**Task description:**
Go over the data and copy out each line with "asset" in it.

**Source data:**

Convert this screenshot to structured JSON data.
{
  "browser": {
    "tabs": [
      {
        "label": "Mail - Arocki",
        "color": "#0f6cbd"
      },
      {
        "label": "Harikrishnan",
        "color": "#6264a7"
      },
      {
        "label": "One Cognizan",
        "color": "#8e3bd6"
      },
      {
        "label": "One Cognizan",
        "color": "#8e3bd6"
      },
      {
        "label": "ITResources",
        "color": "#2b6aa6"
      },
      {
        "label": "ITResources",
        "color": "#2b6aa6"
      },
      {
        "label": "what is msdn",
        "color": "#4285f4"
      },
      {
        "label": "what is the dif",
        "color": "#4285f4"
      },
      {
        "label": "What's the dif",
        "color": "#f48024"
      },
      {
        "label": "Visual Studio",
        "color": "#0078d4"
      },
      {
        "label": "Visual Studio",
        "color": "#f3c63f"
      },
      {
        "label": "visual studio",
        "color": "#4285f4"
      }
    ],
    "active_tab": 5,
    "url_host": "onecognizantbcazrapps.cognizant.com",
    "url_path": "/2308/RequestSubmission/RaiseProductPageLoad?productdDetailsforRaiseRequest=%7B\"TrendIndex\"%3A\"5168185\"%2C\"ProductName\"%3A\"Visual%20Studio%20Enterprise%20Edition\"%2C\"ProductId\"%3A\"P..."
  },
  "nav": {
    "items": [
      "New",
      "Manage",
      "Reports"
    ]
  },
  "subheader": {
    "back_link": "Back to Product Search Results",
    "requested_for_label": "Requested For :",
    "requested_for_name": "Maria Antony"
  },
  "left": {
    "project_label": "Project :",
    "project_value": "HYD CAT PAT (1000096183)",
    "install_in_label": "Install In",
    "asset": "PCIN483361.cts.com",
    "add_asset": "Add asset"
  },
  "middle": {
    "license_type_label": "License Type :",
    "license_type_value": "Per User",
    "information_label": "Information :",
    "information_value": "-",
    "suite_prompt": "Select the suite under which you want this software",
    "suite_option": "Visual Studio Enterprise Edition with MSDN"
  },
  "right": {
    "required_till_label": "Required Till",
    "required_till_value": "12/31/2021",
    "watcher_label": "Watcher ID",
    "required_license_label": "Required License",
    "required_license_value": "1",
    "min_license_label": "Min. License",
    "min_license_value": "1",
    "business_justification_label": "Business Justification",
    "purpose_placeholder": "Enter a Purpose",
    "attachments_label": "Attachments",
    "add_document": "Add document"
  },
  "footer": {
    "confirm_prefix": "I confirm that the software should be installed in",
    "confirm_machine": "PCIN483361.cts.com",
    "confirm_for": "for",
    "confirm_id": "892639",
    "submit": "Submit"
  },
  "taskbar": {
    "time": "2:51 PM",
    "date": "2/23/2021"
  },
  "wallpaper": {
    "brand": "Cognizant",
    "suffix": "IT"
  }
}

**Exercise solution:**
    "asset": "PCIN483361.cts.com",
    "add_asset": "Add asset"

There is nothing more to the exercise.